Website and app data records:
++++++++++++++++++++
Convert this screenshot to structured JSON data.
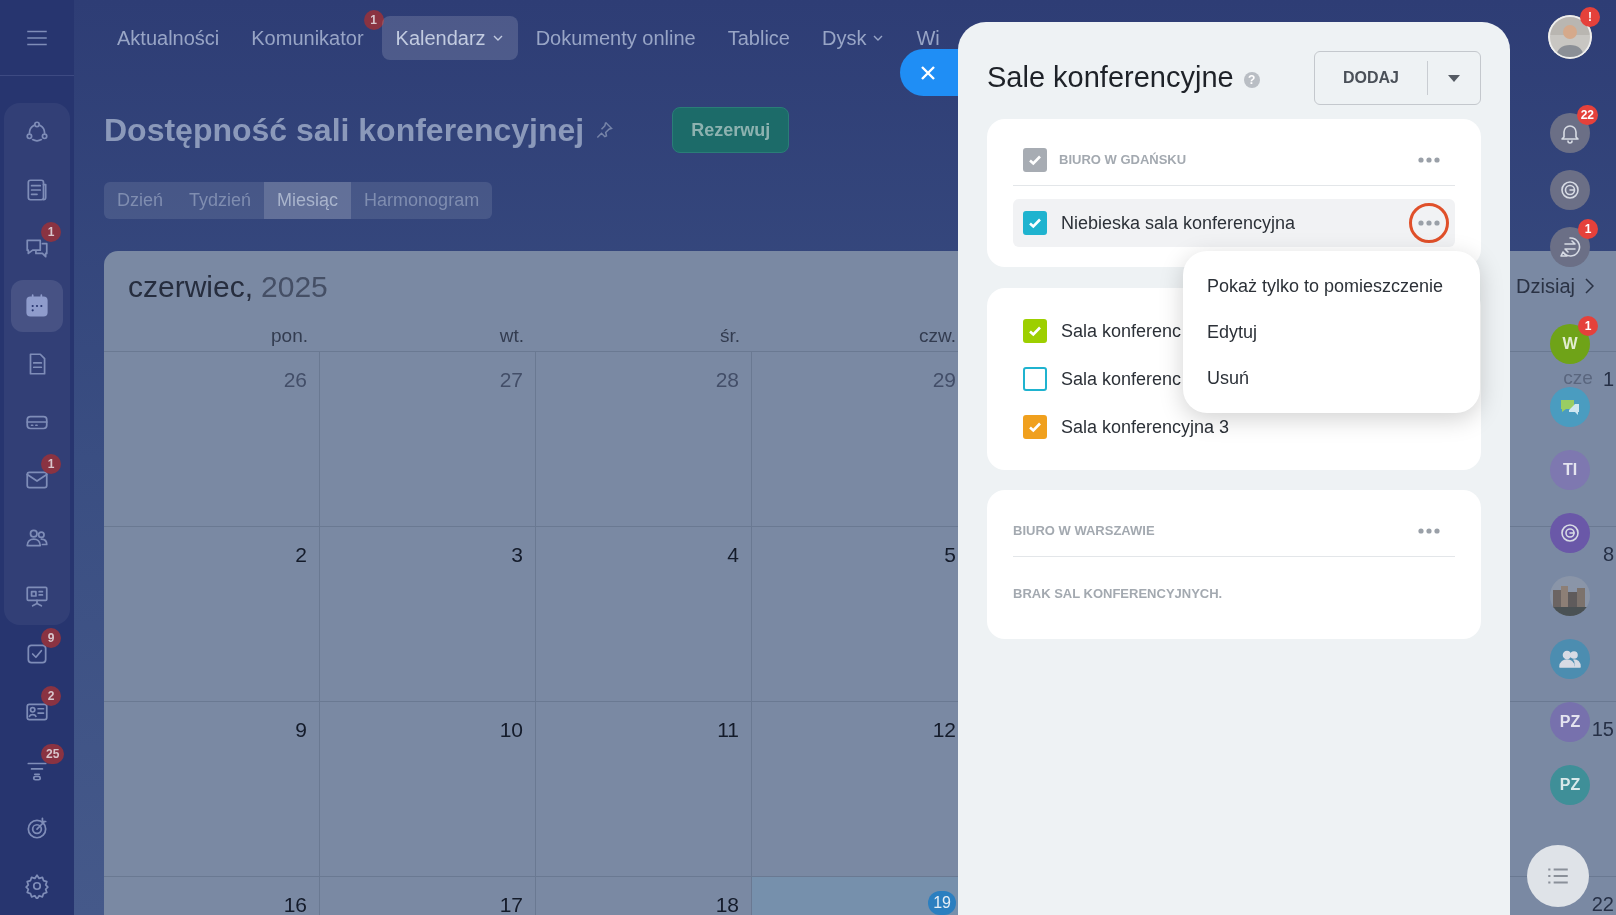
{
  "top_nav": {
    "items": [
      {
        "label": "Aktualności",
        "selected": false,
        "dropdown": false
      },
      {
        "label": "Komunikator",
        "selected": false,
        "dropdown": false,
        "badge": "1"
      },
      {
        "label": "Kalendarz",
        "selected": true,
        "dropdown": true
      },
      {
        "label": "Dokumenty online",
        "selected": false,
        "dropdown": false
      },
      {
        "label": "Tablice",
        "selected": false,
        "dropdown": false
      },
      {
        "label": "Dysk",
        "selected": false,
        "dropdown": true
      },
      {
        "label": "Wi",
        "selected": false,
        "dropdown": false
      }
    ]
  },
  "sidebar": {
    "pinned": [
      {
        "selected": false
      },
      {
        "selected": false
      },
      {
        "selected": false,
        "badge": "1"
      },
      {
        "selected": true
      },
      {
        "selected": false
      },
      {
        "selected": false
      },
      {
        "selected": false,
        "badge": "1"
      },
      {
        "selected": false
      },
      {
        "selected": false
      }
    ],
    "more": [
      {
        "selected": false,
        "badge": "9"
      },
      {
        "selected": false,
        "badge": "2"
      },
      {
        "selected": false,
        "badge": "25"
      },
      {
        "selected": false
      },
      {
        "selected": false
      }
    ]
  },
  "page": {
    "title": "Dostępność sali konferencyjnej",
    "reserve_button": "Rezerwuj",
    "view_tabs": [
      {
        "label": "Dzień",
        "selected": false
      },
      {
        "label": "Tydzień",
        "selected": false
      },
      {
        "label": "Miesiąc",
        "selected": true
      },
      {
        "label": "Harmonogram",
        "selected": false
      }
    ]
  },
  "calendar": {
    "month": "czerwiec,",
    "year": "2025",
    "today_button": "Dzisiaj",
    "weekdays": [
      "pon.",
      "wt.",
      "śr.",
      "czw."
    ],
    "weeks": [
      {
        "days": [
          {
            "day": "26",
            "muted": true,
            "today": false
          },
          {
            "day": "27",
            "muted": true,
            "today": false
          },
          {
            "day": "28",
            "muted": true,
            "today": false
          },
          {
            "day": "29",
            "muted": true,
            "today": false
          }
        ],
        "last": {
          "month": "cze",
          "day": "1"
        }
      },
      {
        "days": [
          {
            "day": "2",
            "muted": false,
            "today": false
          },
          {
            "day": "3",
            "muted": false,
            "today": false
          },
          {
            "day": "4",
            "muted": false,
            "today": false
          },
          {
            "day": "5",
            "muted": false,
            "today": false
          }
        ],
        "last": {
          "day": "8"
        }
      },
      {
        "days": [
          {
            "day": "9",
            "muted": false,
            "today": false
          },
          {
            "day": "10",
            "muted": false,
            "today": false
          },
          {
            "day": "11",
            "muted": false,
            "today": false
          },
          {
            "day": "12",
            "muted": false,
            "today": false
          }
        ],
        "last": {
          "day": "15"
        }
      },
      {
        "days": [
          {
            "day": "16",
            "muted": false,
            "today": false
          },
          {
            "day": "17",
            "muted": false,
            "today": false
          },
          {
            "day": "18",
            "muted": false,
            "today": false
          },
          {
            "day": "19",
            "muted": false,
            "today": true
          }
        ],
        "last": {
          "day": "22"
        }
      }
    ]
  },
  "panel": {
    "title": "Sale konferencyjne",
    "help_icon": "?",
    "add_button": "DODAJ",
    "sections": [
      {
        "title": "BIURO W GDAŃSKU",
        "checked": true,
        "rooms": [
          {
            "name": "Niebieska sala konferencyjna",
            "checked": true,
            "color": "#1fb3cf",
            "menu_open": true
          }
        ]
      },
      {
        "rooms": [
          {
            "name": "Sala konferenc",
            "checked": true,
            "color": "#9dcf00",
            "menu_open": false
          },
          {
            "name": "Sala konferenc",
            "checked": false,
            "color": "#1fb3cf",
            "menu_open": false
          },
          {
            "name": "Sala konferencyjna 3",
            "checked": true,
            "color": "#f0a01e",
            "menu_open": false
          }
        ]
      },
      {
        "title": "BIURO W WARSZAWIE",
        "empty_text": "BRAK SAL KONFERENCYJNYCH."
      }
    ],
    "context_menu": {
      "items": [
        "Pokaż tylko to pomieszczenie",
        "Edytuj",
        "Usuń"
      ]
    }
  },
  "rail": {
    "top": [
      {
        "badge": "!"
      },
      {
        "kind": "icon",
        "badge": "22"
      },
      {
        "kind": "icon"
      },
      {
        "kind": "icon",
        "badge": "1"
      }
    ],
    "contacts": [
      {
        "kind": "initials",
        "text": "W",
        "color": "#6fa318",
        "badge": "1"
      },
      {
        "kind": "icon",
        "color": "#4a9cc0"
      },
      {
        "kind": "initials",
        "text": "TI",
        "color": "#7e78b0"
      },
      {
        "kind": "icon",
        "color": "#6a58a8"
      },
      {
        "kind": "picture"
      },
      {
        "kind": "icon",
        "color": "#4c8db0"
      },
      {
        "kind": "initials",
        "text": "PZ",
        "color": "#7771ad"
      },
      {
        "kind": "initials",
        "text": "PZ",
        "color": "#3f8f98"
      }
    ]
  }
}
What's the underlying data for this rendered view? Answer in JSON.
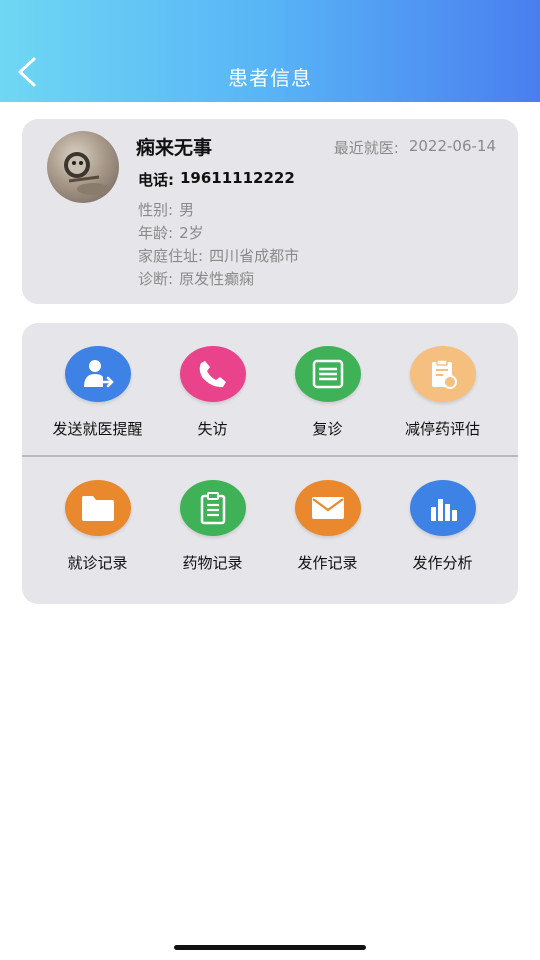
{
  "header": {
    "title": "患者信息",
    "back_icon": "chevron-left-icon"
  },
  "patient": {
    "name": "痫来无事",
    "last_visit_label": "最近就医:",
    "last_visit_date": "2022-06-14",
    "phone_label": "电话:",
    "phone": "19611112222",
    "gender_label": "性别:",
    "gender": "男",
    "age_label": "年龄:",
    "age": "2岁",
    "address_label": "家庭住址:",
    "address": "四川省成都市",
    "diagnosis_label": "诊断:",
    "diagnosis": "原发性癫痫"
  },
  "actions": {
    "row1": [
      {
        "label": "发送就医提醒",
        "icon": "user-send-icon",
        "color": "#3f82e6"
      },
      {
        "label": "失访",
        "icon": "phone-icon",
        "color": "#e9438c"
      },
      {
        "label": "复诊",
        "icon": "document-stack-icon",
        "color": "#3fb258"
      },
      {
        "label": "减停药评估",
        "icon": "clipboard-refresh-icon",
        "color": "#f5c07f"
      }
    ],
    "row2": [
      {
        "label": "就诊记录",
        "icon": "folder-icon",
        "color": "#e9882d"
      },
      {
        "label": "药物记录",
        "icon": "clipboard-icon",
        "color": "#3fb258"
      },
      {
        "label": "发作记录",
        "icon": "envelope-icon",
        "color": "#e9882d"
      },
      {
        "label": "发作分析",
        "icon": "bar-chart-icon",
        "color": "#3f82e6"
      }
    ]
  }
}
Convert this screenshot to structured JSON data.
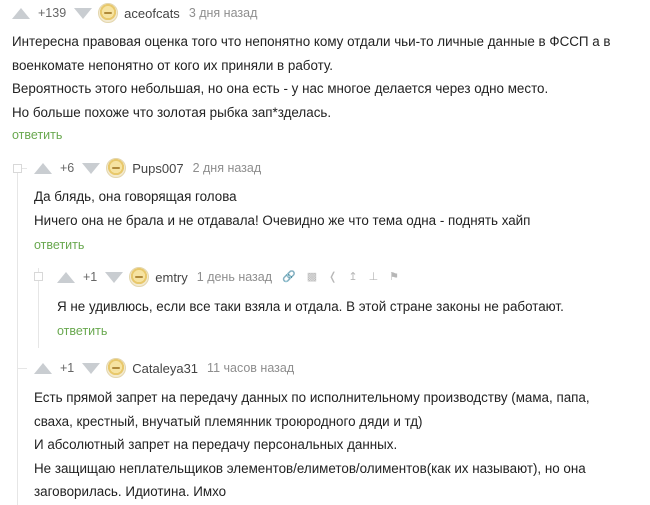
{
  "comments": [
    {
      "rating": "+139",
      "author": "aceofcats",
      "time": "3 дня назад",
      "lines": [
        "Интересна правовая оценка того что непонятно кому отдали чьи-то личные данные в ФССП а в",
        "военкомате непонятно от кого их приняли в работу.",
        "Вероятность этого небольшая, но она есть - у нас многое делается через одно место.",
        "Но больше похоже что золотая рыбка зап*зделась."
      ],
      "reply": "ответить"
    },
    {
      "rating": "+6",
      "author": "Pups007",
      "time": "2 дня назад",
      "lines": [
        "Да блядь, она говорящая голова",
        "Ничего она не брала и не отдавала! Очевидно же что тема одна - поднять хайп"
      ],
      "reply": "ответить"
    },
    {
      "rating": "+1",
      "author": "emtry",
      "time": "1 день назад",
      "lines": [
        "Я не удивлюсь, если все таки взяла и отдала. В этой стране законы не работают."
      ],
      "reply": "ответить",
      "tools": [
        "link-icon",
        "save-icon",
        "share-icon",
        "tree-icon",
        "vote-icon",
        "flag-icon"
      ]
    },
    {
      "rating": "+1",
      "author": "Cataleya31",
      "time": "11 часов назад",
      "lines": [
        "Есть прямой запрет на передачу данных по исполнительному производству (мама, папа,",
        "сваха, крестный, внучатый племянник троюродного дяди и тд)",
        "И абсолютный запрет на передачу персональных данных.",
        "Не защищаю неплательщиков элементов/елиметов/олиментов(как их называют), но она",
        "заговорилась. Идиотина. Имхо"
      ]
    }
  ],
  "colors": {
    "reply": "#69a84f",
    "arrow": "#c9cdd1",
    "time": "#8e8e8e"
  }
}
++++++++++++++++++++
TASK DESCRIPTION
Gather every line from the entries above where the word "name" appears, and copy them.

TASK ANSWER
            "name": "Niebieska sala konferencyjna",
            "name": "Sala konferenc",
            "name": "Sala konferenc",
            "name": "Sala konferencyjna 3",
    "name": "痫来无事",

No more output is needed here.